A few bits and pieces of the film have a special flavor – shots of English teenyboppers earnestly straightening their hair so they can look like Joanie for Bob and a bizarre encounter between Dylan and a class-ridden English matron who invites him to stay at her “mansion-house” because her three sons admire him so much.6
The DVD Don’t Look Back is a must for the Dylan fan.7 In addition to the original film, there are five “bonus tracks” – stage performances of “To Ramona,” “The Lonesome Death of Hattie Carroll,” “It’s All Over Now, Baby Blue,” “Love Minus Zero/No Limit,” and “It Ain’t Me, Babe.” If you want it, there’s also commentary from Pennebaker and tour manager Bob Neuwirth.
Don’t Look Back was Pennebaker’s first big-league documentary. A few years later he did Monterey Pop, the classic sixties rock film that helped launch Janis Joplin.

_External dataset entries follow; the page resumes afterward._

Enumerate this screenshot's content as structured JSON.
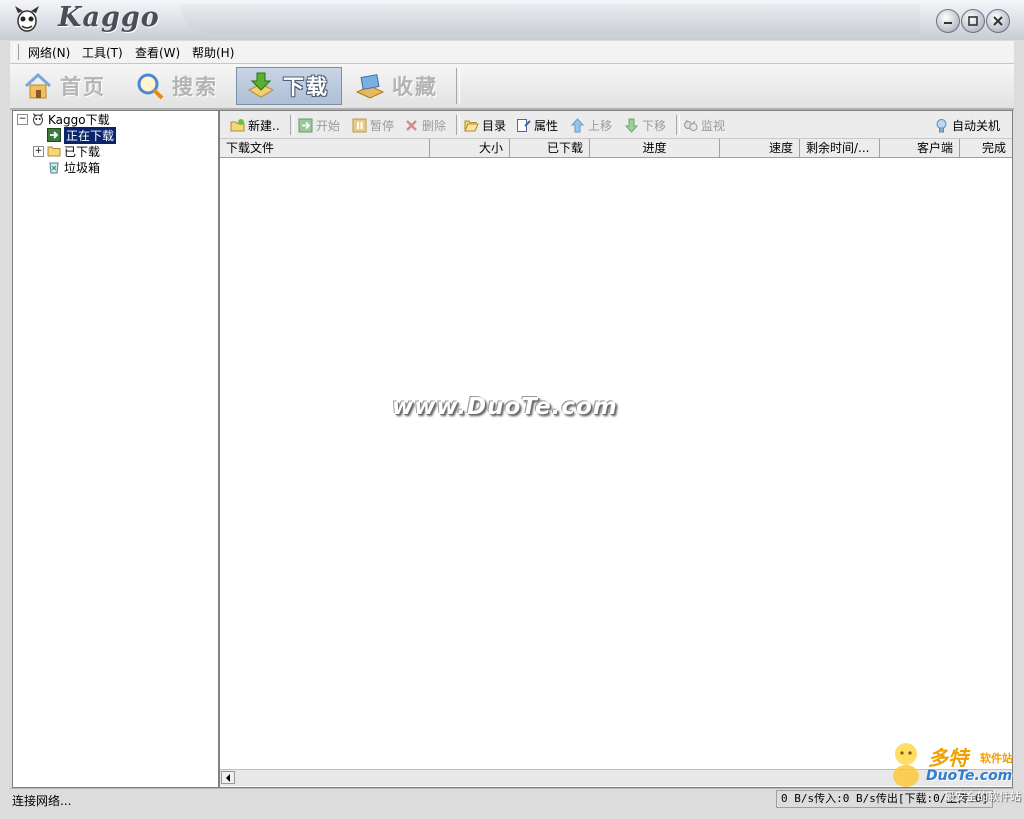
{
  "app": {
    "title": "Kaggo"
  },
  "menu": [
    "网络(N)",
    "工具(T)",
    "查看(W)",
    "帮助(H)"
  ],
  "nav": [
    {
      "label": "首页",
      "active": false
    },
    {
      "label": "搜索",
      "active": false
    },
    {
      "label": "下载",
      "active": true
    },
    {
      "label": "收藏",
      "active": false
    }
  ],
  "tree": {
    "root": "Kaggo下载",
    "items": [
      "正在下载",
      "已下载",
      "垃圾箱"
    ],
    "expander_collapsed": "+",
    "expander_expanded": "−"
  },
  "toolbar": {
    "new": "新建..",
    "start": "开始",
    "pause": "暂停",
    "delete": "删除",
    "folder": "目录",
    "properties": "属性",
    "move_up": "上移",
    "move_down": "下移",
    "monitor": "监视",
    "auto_shutdown": "自动关机"
  },
  "columns": [
    "下载文件",
    "大小",
    "已下载",
    "进度",
    "速度",
    "剩余时间/...",
    "客户端",
    "完成"
  ],
  "watermark": "www.DuoTe.com",
  "status": {
    "left": "连接网络...",
    "right": "0 B/s传入:0 B/s传出[下载:0/上传:0]"
  },
  "corner_logo": {
    "big": "多特",
    "small": "软件站",
    "site": "DuoTe.com",
    "tag": "最安全的软件站"
  },
  "colors": {
    "selection": "#0a246a",
    "accent": "#f0a000",
    "link_blue": "#2f7fd0"
  }
}
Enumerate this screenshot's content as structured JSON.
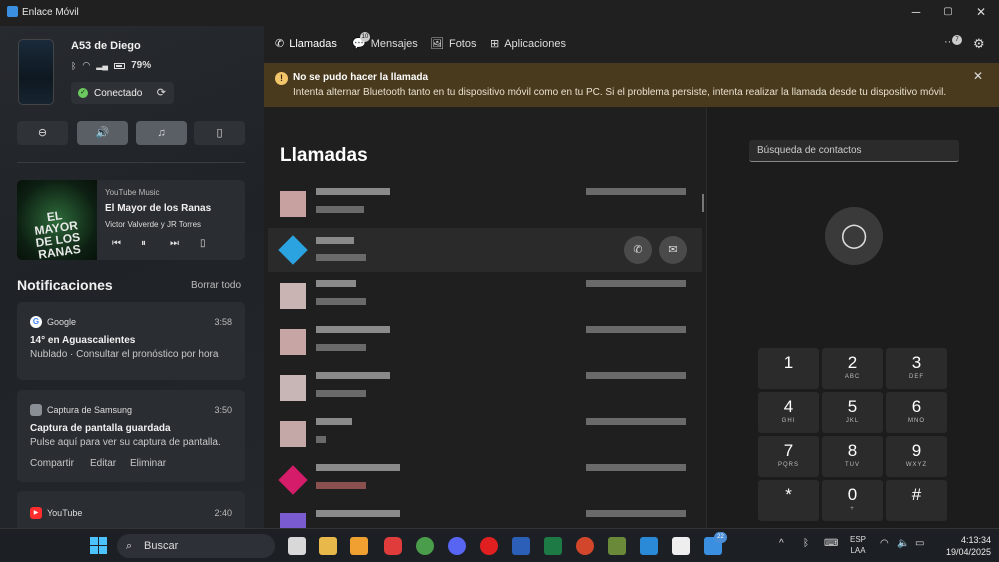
{
  "window": {
    "title": "Enlace Móvil",
    "minimize": "─",
    "maximize": "▢",
    "close": "✕"
  },
  "device": {
    "name": "A53 de Diego",
    "battery": "79%",
    "status": "Conectado",
    "sync_icon": "⟳"
  },
  "quick_actions": [
    {
      "name": "dnd",
      "glyph": "⊖"
    },
    {
      "name": "volume",
      "glyph": "🔊"
    },
    {
      "name": "music",
      "glyph": "♫"
    },
    {
      "name": "phone-audio",
      "glyph": "▯"
    }
  ],
  "media": {
    "source": "YouTube Music",
    "title": "El Mayor de los Ranas",
    "artist": "Victor Valverde y JR Torres",
    "album_art_text": "EL MAYOR DE LOS RANAS",
    "prev": "⏮",
    "pause": "⏸",
    "next": "⏭",
    "device": "▯"
  },
  "notifications": {
    "header": "Notificaciones",
    "clear_all": "Borrar todo",
    "items": [
      {
        "app": "Google",
        "time": "3:58",
        "title": "14° en Aguascalientes",
        "body": "Nublado · Consultar el pronóstico por hora",
        "icon_color": "#ffffff"
      },
      {
        "app": "Captura de Samsung",
        "time": "3:50",
        "title": "Captura de pantalla guardada",
        "body": "Pulse aquí para ver su captura de pantalla.",
        "actions": [
          "Compartir",
          "Editar",
          "Eliminar"
        ],
        "icon_color": "#8a8f96"
      },
      {
        "app": "YouTube",
        "time": "2:40",
        "icon_color": "#ff2d2d"
      }
    ]
  },
  "tabs": [
    {
      "label": "Llamadas",
      "icon": "✆",
      "active": true
    },
    {
      "label": "Mensajes",
      "icon": "💬",
      "badge": "10"
    },
    {
      "label": "Fotos",
      "icon": "🖼"
    },
    {
      "label": "Aplicaciones",
      "icon": "⊞"
    }
  ],
  "toolbar": {
    "more": "···",
    "more_badge": "7",
    "settings": "⚙"
  },
  "alert": {
    "title": "No se pudo hacer la llamada",
    "body": "Intenta alternar Bluetooth tanto en tu dispositivo móvil como en tu PC. Si el problema persiste, intenta realizar la llamada desde tu dispositivo móvil.",
    "icon": "!",
    "close": "✕"
  },
  "calls": {
    "header": "Llamadas",
    "call_button": "✆",
    "message_button": "✉",
    "avatar_colors": [
      "#c7a0a0",
      "#2aa3e0",
      "#c9b3b3",
      "#c7a5a5",
      "#c8b6b6",
      "#c4a8a8",
      "#d41c6a",
      "#7a5cd0"
    ]
  },
  "dialer": {
    "search_placeholder": "Búsqueda de contactos",
    "contact_icon": "👤",
    "keys": [
      {
        "digit": "1",
        "letters": ""
      },
      {
        "digit": "2",
        "letters": "ABC"
      },
      {
        "digit": "3",
        "letters": "DEF"
      },
      {
        "digit": "4",
        "letters": "GHI"
      },
      {
        "digit": "5",
        "letters": "JKL"
      },
      {
        "digit": "6",
        "letters": "MNO"
      },
      {
        "digit": "7",
        "letters": "PQRS"
      },
      {
        "digit": "8",
        "letters": "TUV"
      },
      {
        "digit": "9",
        "letters": "WXYZ"
      },
      {
        "digit": "*",
        "letters": ""
      },
      {
        "digit": "0",
        "letters": "+"
      },
      {
        "digit": "#",
        "letters": ""
      }
    ]
  },
  "taskbar": {
    "search_label": "Buscar",
    "search_icon": "⌕",
    "apps": [
      {
        "name": "file-explorer",
        "color": "#e8b84a"
      },
      {
        "name": "media-player",
        "color": "#f0a030"
      },
      {
        "name": "vivaldi",
        "color": "#e03c3c"
      },
      {
        "name": "chrome",
        "color": "#4a9d4a"
      },
      {
        "name": "discord",
        "color": "#5865f2"
      },
      {
        "name": "youtube-music",
        "color": "#e02020"
      },
      {
        "name": "word",
        "color": "#2b5fb8"
      },
      {
        "name": "excel",
        "color": "#1e7a45"
      },
      {
        "name": "powerpoint",
        "color": "#d2472c"
      },
      {
        "name": "minecraft",
        "color": "#6a8a3a"
      },
      {
        "name": "vscode",
        "color": "#2a8ad8"
      },
      {
        "name": "notion",
        "color": "#eeeeee"
      },
      {
        "name": "phone-link",
        "color": "#3b8fe0"
      }
    ],
    "phone_link_badge": "22",
    "tray": {
      "chevron": "^",
      "bluetooth": "ᛒ",
      "keyboard": "⌨",
      "lang": "ESP",
      "layout": "LAA",
      "wifi": "◠",
      "volume": "🔈",
      "battery": "▭"
    },
    "time": "4:13:34",
    "date": "19/04/2025"
  }
}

More recently, he’s done films on David Bowie (1983) and Depeche Mode8 (1990), among others, as well as The War Room, a take on the 1992 Clinton campaign (and the recording of the original cast album of Company, trashed in this issue). All are available on DVD or VHS.
Though grizzled, both Dylan and his fans remain active. You can catch up with the fun at expectingrain.com.
- If you don’t know “Subterranean Homesick Blues,” you should either buy the DVD or skip this review entirely. [↩]
- David Hajdu’s article “Bound for Glory,” in the May 2001 issue of Vanity Fair (an excerpt from his forthcoming book Positively Fourth Street), gives an excellent picture of Bob, Joan, and the early sixties folk scene. [↩]
- Donovan scored in the mid- and late sixties with soft-druggie tunes like “Mellow Yellow” and “Sunshine Superman.” He faded from sight around 1970. (Or maybe I did. It’s tough to remember. [↩]
- Organist for the Animals. The Animals, goddamit, the Animals! “House of the Rising Sun”! Okay, forget it. Go watch ‘N Sync. And rot. [↩]
- Mick Jagger’s twenty-eighth girlfriend. She had a big hit in 1965 with the Richards-Jagger tune “As Tears Go By.” [↩]
- I couldn’t quite catch her identity – the wife of a lord mayor or something. She clearly assumes that everyone in the world knows who she is. [↩]
- If you are a Dylan fan, I hope you can come to terms with the charge leveled against Bob by the New Yorker‘s David Remnick (and who would know better?) that Joan left Bob’s tour “heartbroken,” because Bob wouldn’t let her appear on stage with him. Oh, Bob, you schmuck! How could you? [↩]
- French for “we suck,” according to Beavis and Butthead. [↩]